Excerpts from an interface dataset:
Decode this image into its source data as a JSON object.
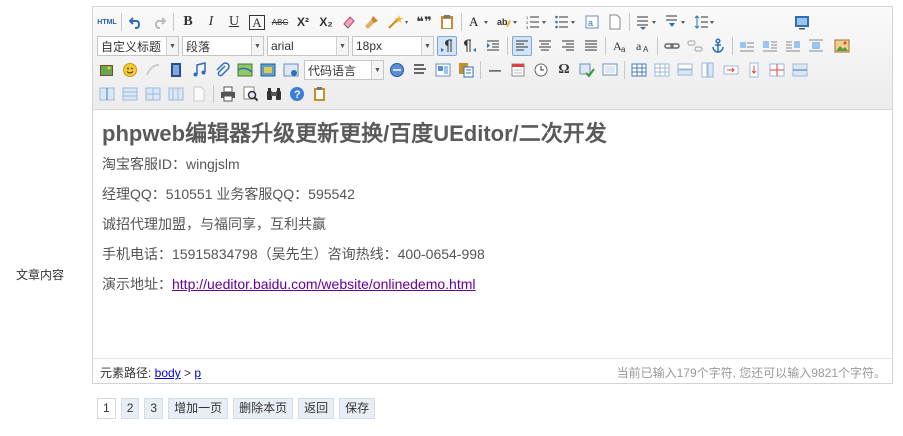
{
  "form": {
    "field_label": "文章内容"
  },
  "toolbar": {
    "row1": {
      "source": "HTML",
      "bold": "B",
      "italic": "I",
      "underline": "U",
      "fontborder": "A",
      "strikethrough": "ABC",
      "superscript": "X²",
      "subscript": "X₂",
      "blockquote": "❝❞"
    },
    "row2": {
      "customstyle": "自定义标题",
      "paragraph": "段落",
      "fontfamily": "arial",
      "fontsize": "18px"
    },
    "row3": {
      "code_language": "代码语言",
      "horizontal": "—",
      "spechars": "Ω"
    }
  },
  "article": {
    "title": "phpweb编辑器升级更新更换/百度UEditor/二次开发",
    "lines": [
      "淘宝客服ID：wingjslm",
      "经理QQ：510551 业务客服QQ：595542",
      "诚招代理加盟，与福同享，互利共赢",
      "手机电话：15915834798（吴先生）咨询热线：400-0654-998"
    ],
    "demo_label": "演示地址：",
    "demo_link": "http://ueditor.baidu.com/website/onlinedemo.html"
  },
  "statusbar": {
    "path_label": "元素路径: ",
    "path_body": "body",
    "path_sep": " > ",
    "path_p": "p",
    "word_count": "当前已输入179个字符, 您还可以输入9821个字符。"
  },
  "pager": {
    "pages": [
      "1",
      "2",
      "3"
    ],
    "add_page": "增加一页",
    "delete_page": "删除本页",
    "back": "返回",
    "save": "保存"
  }
}
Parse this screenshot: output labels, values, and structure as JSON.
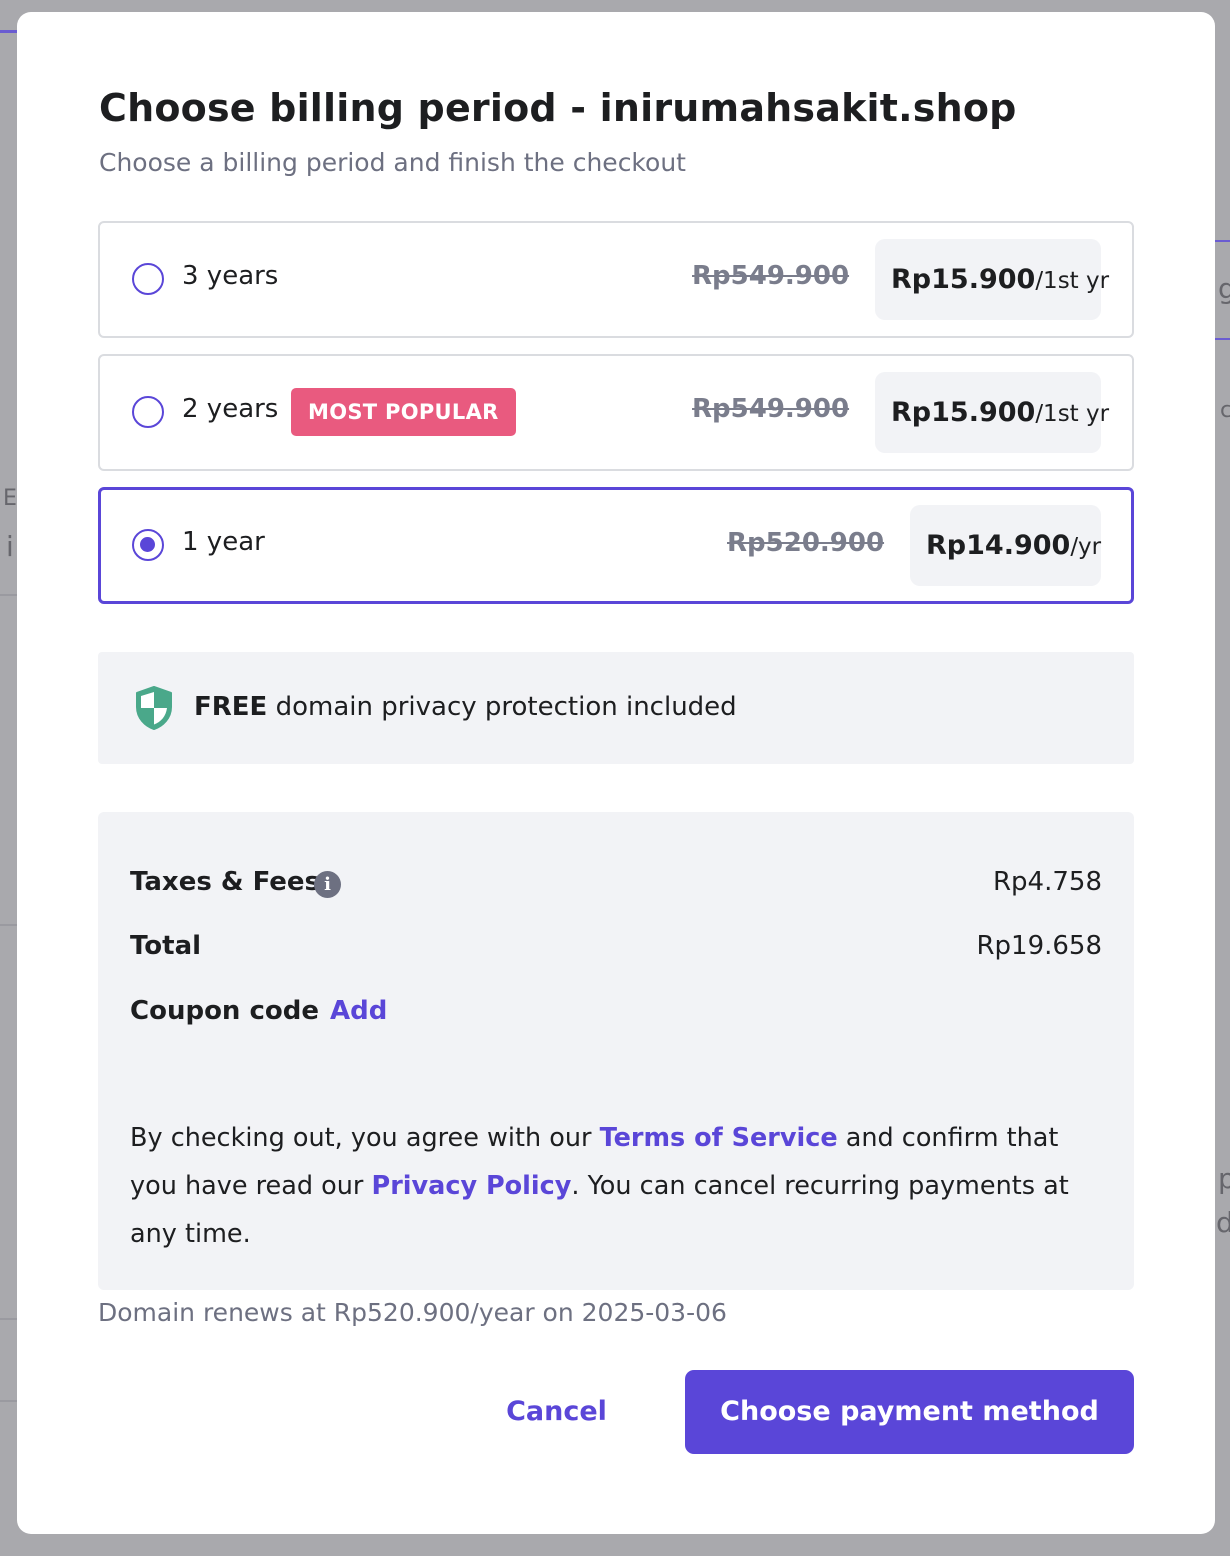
{
  "modal": {
    "title": "Choose billing period - inirumahsakit.shop",
    "subtitle": "Choose a billing period and finish the checkout"
  },
  "options": [
    {
      "label": "3 years",
      "original_price": "Rp549.900",
      "price": "Rp15.900",
      "unit": "/1st yr",
      "selected": false
    },
    {
      "label": "2 years",
      "badge": "MOST POPULAR",
      "original_price": "Rp549.900",
      "price": "Rp15.900",
      "unit": "/1st yr",
      "selected": false
    },
    {
      "label": "1 year",
      "original_price": "Rp520.900",
      "price": "Rp14.900",
      "unit": "/yr",
      "selected": true
    }
  ],
  "privacy": {
    "bold": "FREE",
    "text": " domain privacy protection included",
    "icon": "shield-icon"
  },
  "summary": {
    "taxes_label": "Taxes & Fees",
    "taxes_value": "Rp4.758",
    "info_icon_glyph": "i",
    "total_label": "Total",
    "total_value": "Rp19.658",
    "coupon_label": "Coupon code",
    "coupon_add": "Add"
  },
  "legal": {
    "part1": "By checking out, you agree with our ",
    "terms_link": "Terms of Service",
    "part2": " and confirm that you have read our ",
    "privacy_link": "Privacy Policy",
    "part3": ". You can cancel recurring payments at any time."
  },
  "renewal_note": "Domain renews at Rp520.900/year on 2025-03-06",
  "buttons": {
    "cancel": "Cancel",
    "primary": "Choose payment method"
  },
  "colors": {
    "accent": "#5a46d8",
    "badge": "#e95a7f",
    "shield": "#4aa88a",
    "panel": "#f2f3f6"
  },
  "background": {
    "glyph_e": "E",
    "glyph_i": "i",
    "glyph_g": "g",
    "glyph_c": "c",
    "glyph_p": "p",
    "glyph_d": "d"
  }
}
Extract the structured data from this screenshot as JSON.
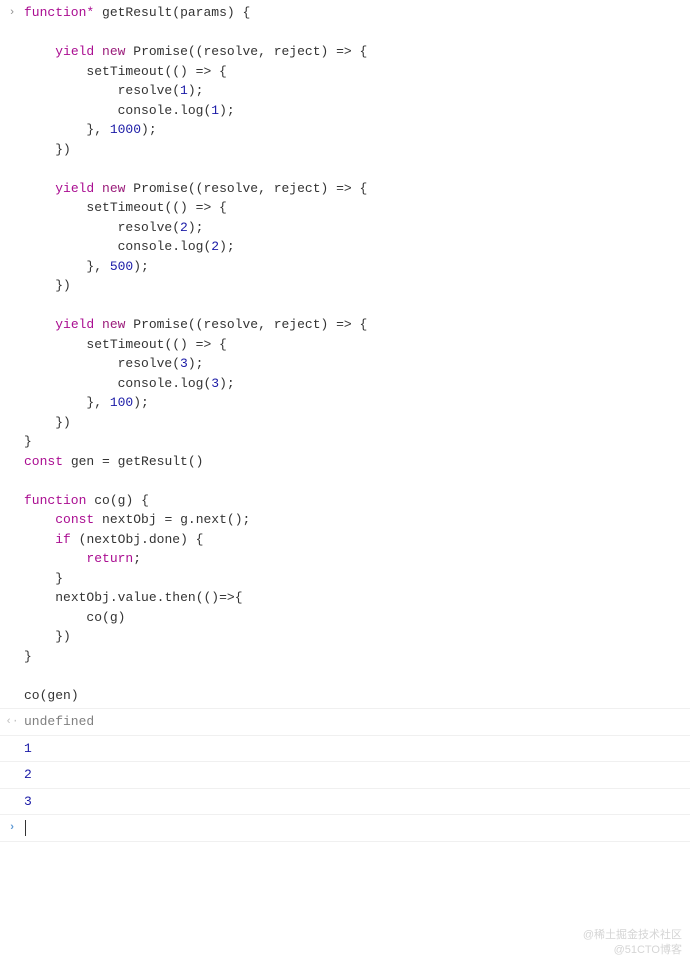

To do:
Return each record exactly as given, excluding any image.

Task response:
Decode this image into its source data as a JSON object.
{
  "form": {
    "field_label": "文章内容"
  },
  "toolbar": {
    "row1": {
      "source": "HTML",
      "bold": "B",
      "italic": "I",
      "underline": "U",
      "fontborder": "A",
      "strikethrough": "ABC",
      "superscript": "X²",
      "subscript": "X₂",
      "blockquote": "❝❞"
    },
    "row2": {
      "customstyle": "自定义标题",
      "paragraph": "段落",
      "fontfamily": "arial",
      "fontsize": "18px"
    },
    "row3": {
      "code_language": "代码语言",
      "horizontal": "—",
      "spechars": "Ω"
    }
  },
  "article": {
    "title": "phpweb编辑器升级更新更换/百度UEditor/二次开发",
    "lines": [
      "淘宝客服ID：wingjslm",
      "经理QQ：510551 业务客服QQ：595542",
      "诚招代理加盟，与福同享，互利共赢",
      "手机电话：15915834798（吴先生）咨询热线：400-0654-998"
    ],
    "demo_label": "演示地址：",
    "demo_link": "http://ueditor.baidu.com/website/onlinedemo.html"
  },
  "statusbar": {
    "path_label": "元素路径: ",
    "path_body": "body",
    "path_sep": " > ",
    "path_p": "p",
    "word_count": "当前已输入179个字符, 您还可以输入9821个字符。"
  },
  "pager": {
    "pages": [
      "1",
      "2",
      "3"
    ],
    "add_page": "增加一页",
    "delete_page": "删除本页",
    "back": "返回",
    "save": "保存"
  }
}
Parse this screenshot: output labels, values, and structure as JSON.
{
  "modal": {
    "title": "Choose billing period - inirumahsakit.shop",
    "subtitle": "Choose a billing period and finish the checkout"
  },
  "options": [
    {
      "label": "3 years",
      "original_price": "Rp549.900",
      "price": "Rp15.900",
      "unit": "/1st yr",
      "selected": false
    },
    {
      "label": "2 years",
      "badge": "MOST POPULAR",
      "original_price": "Rp549.900",
      "price": "Rp15.900",
      "unit": "/1st yr",
      "selected": false
    },
    {
      "label": "1 year",
      "original_price": "Rp520.900",
      "price": "Rp14.900",
      "unit": "/yr",
      "selected": true
    }
  ],
  "privacy": {
    "bold": "FREE",
    "text": " domain privacy protection included",
    "icon": "shield-icon"
  },
  "summary": {
    "taxes_label": "Taxes & Fees",
    "taxes_value": "Rp4.758",
    "info_icon_glyph": "i",
    "total_label": "Total",
    "total_value": "Rp19.658",
    "coupon_label": "Coupon code",
    "coupon_add": "Add"
  },
  "legal": {
    "part1": "By checking out, you agree with our ",
    "terms_link": "Terms of Service",
    "part2": " and confirm that you have read our ",
    "privacy_link": "Privacy Policy",
    "part3": ". You can cancel recurring payments at any time."
  },
  "renewal_note": "Domain renews at Rp520.900/year on 2025-03-06",
  "buttons": {
    "cancel": "Cancel",
    "primary": "Choose payment method"
  },
  "colors": {
    "accent": "#5a46d8",
    "badge": "#e95a7f",
    "shield": "#4aa88a",
    "panel": "#f2f3f6"
  },
  "background": {
    "glyph_e": "E",
    "glyph_i": "i",
    "glyph_g": "g",
    "glyph_c": "c",
    "glyph_p": "p",
    "glyph_d": "d"
  }
}
Extract the structured data from this screenshot as JSON.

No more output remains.